What is expected: From the data below, copy each line that includes the word "screenshot".

================

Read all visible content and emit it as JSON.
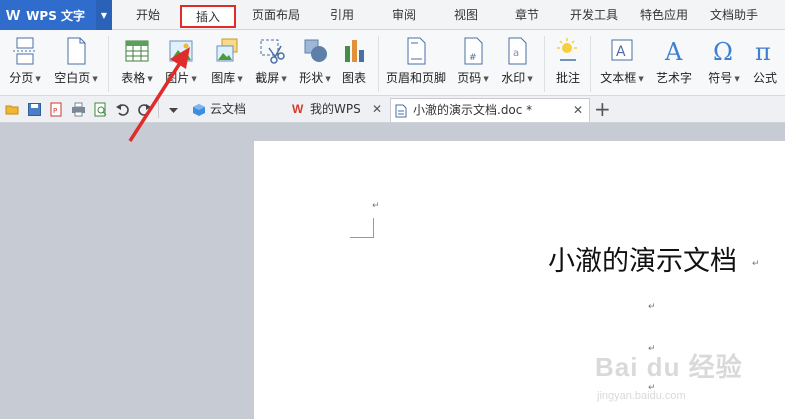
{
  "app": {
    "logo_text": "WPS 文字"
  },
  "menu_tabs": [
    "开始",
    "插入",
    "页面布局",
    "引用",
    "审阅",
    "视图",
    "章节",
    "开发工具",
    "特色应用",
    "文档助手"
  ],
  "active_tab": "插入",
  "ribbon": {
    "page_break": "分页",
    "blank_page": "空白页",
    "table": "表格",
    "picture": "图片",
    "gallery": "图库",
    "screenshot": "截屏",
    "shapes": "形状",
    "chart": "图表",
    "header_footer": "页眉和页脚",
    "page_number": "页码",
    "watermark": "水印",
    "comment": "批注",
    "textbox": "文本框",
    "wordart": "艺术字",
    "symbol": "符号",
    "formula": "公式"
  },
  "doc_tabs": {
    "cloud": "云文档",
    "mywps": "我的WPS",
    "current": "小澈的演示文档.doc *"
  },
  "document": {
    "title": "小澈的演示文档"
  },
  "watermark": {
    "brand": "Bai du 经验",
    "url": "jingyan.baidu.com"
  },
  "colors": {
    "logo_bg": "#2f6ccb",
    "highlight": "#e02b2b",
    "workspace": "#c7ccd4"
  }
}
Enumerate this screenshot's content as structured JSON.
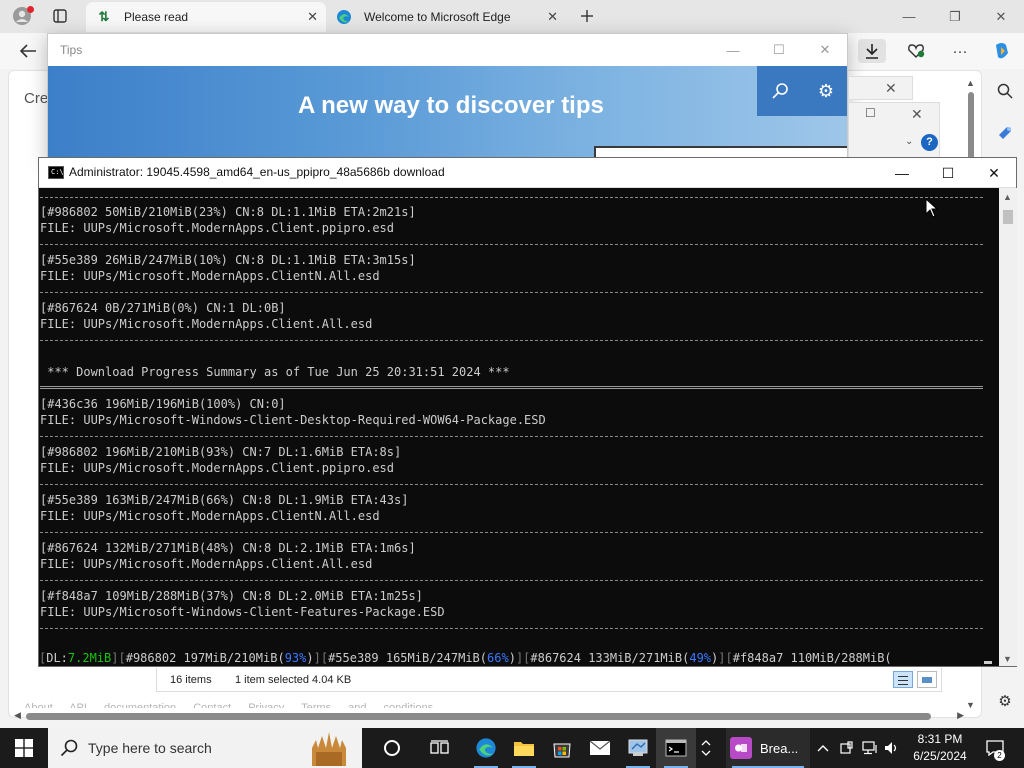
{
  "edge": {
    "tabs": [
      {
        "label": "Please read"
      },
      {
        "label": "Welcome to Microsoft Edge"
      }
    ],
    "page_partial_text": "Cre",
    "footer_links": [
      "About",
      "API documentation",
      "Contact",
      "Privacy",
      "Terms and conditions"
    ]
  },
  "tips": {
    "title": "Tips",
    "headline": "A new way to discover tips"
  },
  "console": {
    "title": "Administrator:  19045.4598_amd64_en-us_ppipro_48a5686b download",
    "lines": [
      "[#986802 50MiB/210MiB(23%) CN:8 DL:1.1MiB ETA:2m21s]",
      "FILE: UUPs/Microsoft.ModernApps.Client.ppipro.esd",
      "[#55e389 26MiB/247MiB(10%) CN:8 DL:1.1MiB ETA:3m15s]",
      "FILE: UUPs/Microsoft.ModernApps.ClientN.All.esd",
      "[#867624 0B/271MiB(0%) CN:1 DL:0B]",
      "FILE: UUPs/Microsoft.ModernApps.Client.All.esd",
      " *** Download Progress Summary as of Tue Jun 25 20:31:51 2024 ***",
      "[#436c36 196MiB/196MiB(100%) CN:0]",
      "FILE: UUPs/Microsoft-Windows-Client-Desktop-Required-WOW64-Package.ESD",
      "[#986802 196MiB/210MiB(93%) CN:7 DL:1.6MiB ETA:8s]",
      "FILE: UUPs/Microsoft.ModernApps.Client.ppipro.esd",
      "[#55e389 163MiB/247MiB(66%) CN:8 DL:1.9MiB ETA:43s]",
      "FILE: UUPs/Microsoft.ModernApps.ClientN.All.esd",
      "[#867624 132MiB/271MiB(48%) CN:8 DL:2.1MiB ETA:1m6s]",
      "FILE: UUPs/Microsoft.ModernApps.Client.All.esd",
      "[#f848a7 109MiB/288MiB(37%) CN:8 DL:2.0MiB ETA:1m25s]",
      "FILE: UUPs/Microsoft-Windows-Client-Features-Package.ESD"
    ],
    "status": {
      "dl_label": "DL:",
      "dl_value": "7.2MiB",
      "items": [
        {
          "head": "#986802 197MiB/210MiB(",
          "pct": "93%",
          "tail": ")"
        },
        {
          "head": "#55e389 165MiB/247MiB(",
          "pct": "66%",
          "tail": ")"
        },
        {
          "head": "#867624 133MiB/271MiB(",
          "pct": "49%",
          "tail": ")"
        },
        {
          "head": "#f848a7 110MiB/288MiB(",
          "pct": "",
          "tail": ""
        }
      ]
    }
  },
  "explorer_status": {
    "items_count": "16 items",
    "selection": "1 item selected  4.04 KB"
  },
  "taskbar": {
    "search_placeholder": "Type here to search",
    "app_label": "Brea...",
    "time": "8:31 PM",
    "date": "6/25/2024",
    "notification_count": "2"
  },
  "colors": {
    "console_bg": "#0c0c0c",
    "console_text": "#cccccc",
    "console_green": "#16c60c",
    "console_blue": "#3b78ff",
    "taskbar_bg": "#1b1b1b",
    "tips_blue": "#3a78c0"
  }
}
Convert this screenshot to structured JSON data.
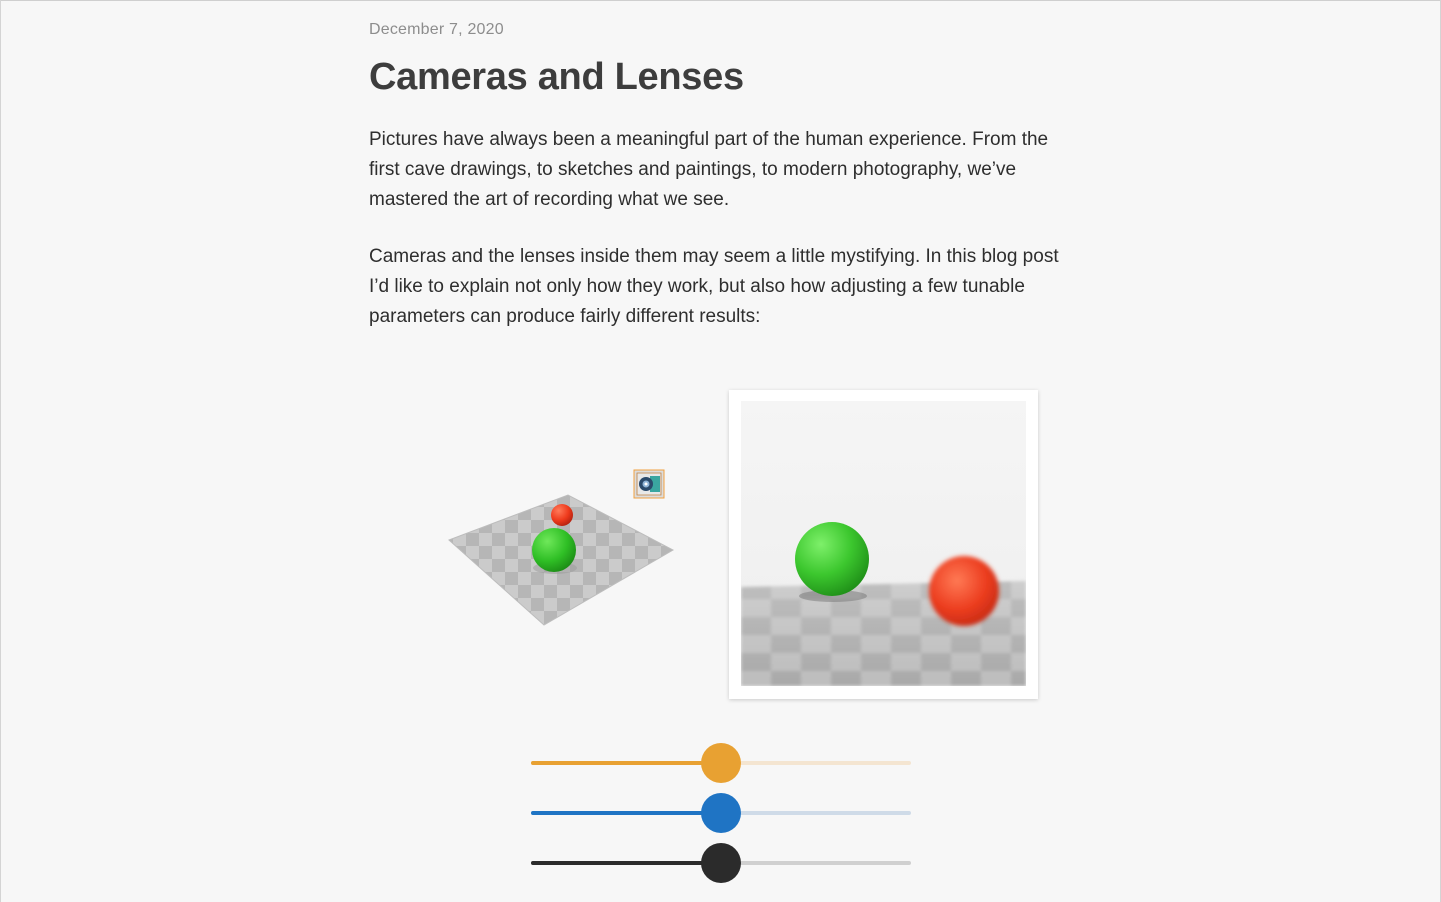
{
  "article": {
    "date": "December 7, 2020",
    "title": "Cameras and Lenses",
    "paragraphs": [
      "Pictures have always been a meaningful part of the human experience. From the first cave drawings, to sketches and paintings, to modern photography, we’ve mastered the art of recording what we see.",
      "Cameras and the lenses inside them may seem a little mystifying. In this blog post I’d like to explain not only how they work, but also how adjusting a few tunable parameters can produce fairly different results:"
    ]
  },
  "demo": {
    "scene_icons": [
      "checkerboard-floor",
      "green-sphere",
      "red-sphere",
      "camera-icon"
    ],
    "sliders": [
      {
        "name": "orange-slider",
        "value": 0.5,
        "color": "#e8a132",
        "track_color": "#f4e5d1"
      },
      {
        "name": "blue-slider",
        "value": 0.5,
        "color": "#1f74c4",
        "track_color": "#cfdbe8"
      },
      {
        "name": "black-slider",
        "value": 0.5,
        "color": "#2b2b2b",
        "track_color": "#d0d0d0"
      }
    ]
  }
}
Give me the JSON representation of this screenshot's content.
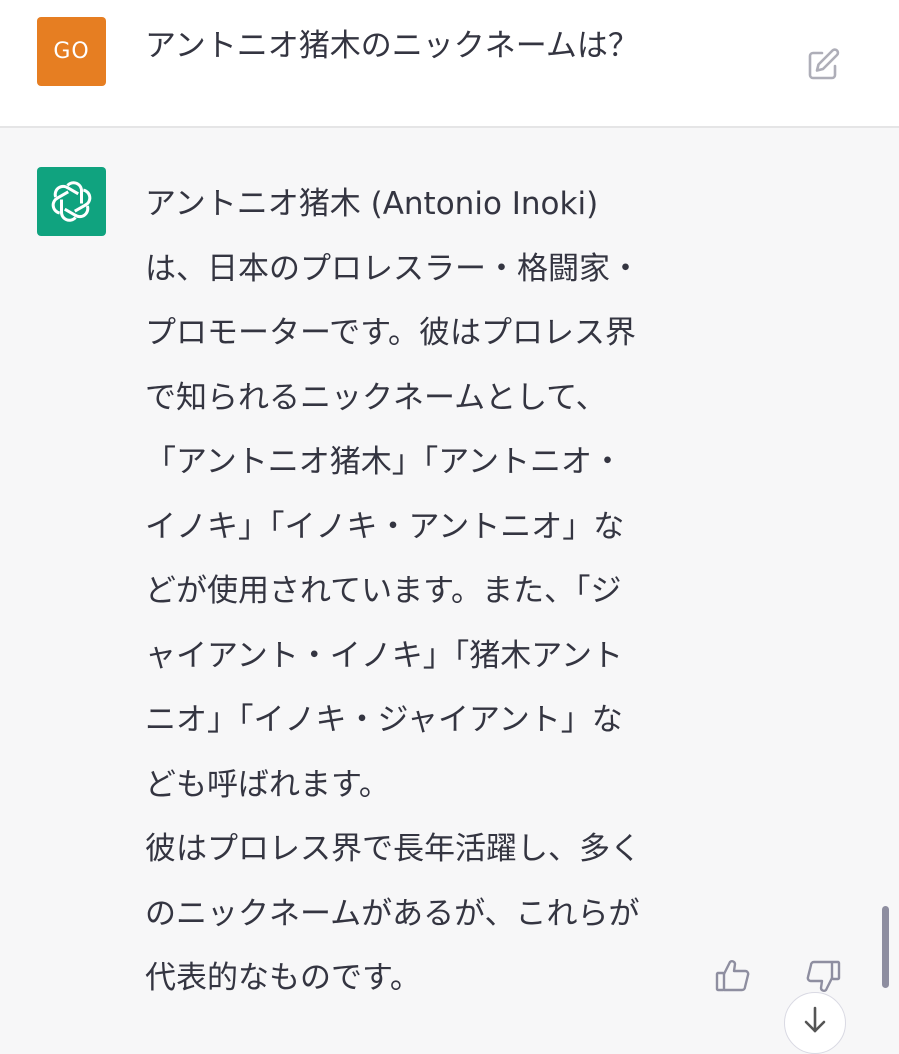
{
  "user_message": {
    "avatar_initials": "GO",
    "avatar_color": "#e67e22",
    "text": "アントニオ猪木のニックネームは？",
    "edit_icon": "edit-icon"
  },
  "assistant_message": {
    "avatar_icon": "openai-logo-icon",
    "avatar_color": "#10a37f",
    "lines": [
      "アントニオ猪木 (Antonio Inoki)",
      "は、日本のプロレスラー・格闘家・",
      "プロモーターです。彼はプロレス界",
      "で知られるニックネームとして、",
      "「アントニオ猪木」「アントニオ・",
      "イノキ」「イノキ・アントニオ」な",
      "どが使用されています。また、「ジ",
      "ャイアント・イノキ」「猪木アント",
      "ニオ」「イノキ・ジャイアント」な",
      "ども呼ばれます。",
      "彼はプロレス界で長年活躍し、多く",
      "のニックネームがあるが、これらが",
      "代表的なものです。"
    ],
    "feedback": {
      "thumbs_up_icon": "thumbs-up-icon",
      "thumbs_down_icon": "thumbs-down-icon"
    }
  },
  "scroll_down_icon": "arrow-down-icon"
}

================

Written answer:
    "screenshot": "截屏",
Enumerate this screenshot's content as structured JSON.
Convert this screenshot to structured JSON data.
Give me the JSON representation of this screenshot's content.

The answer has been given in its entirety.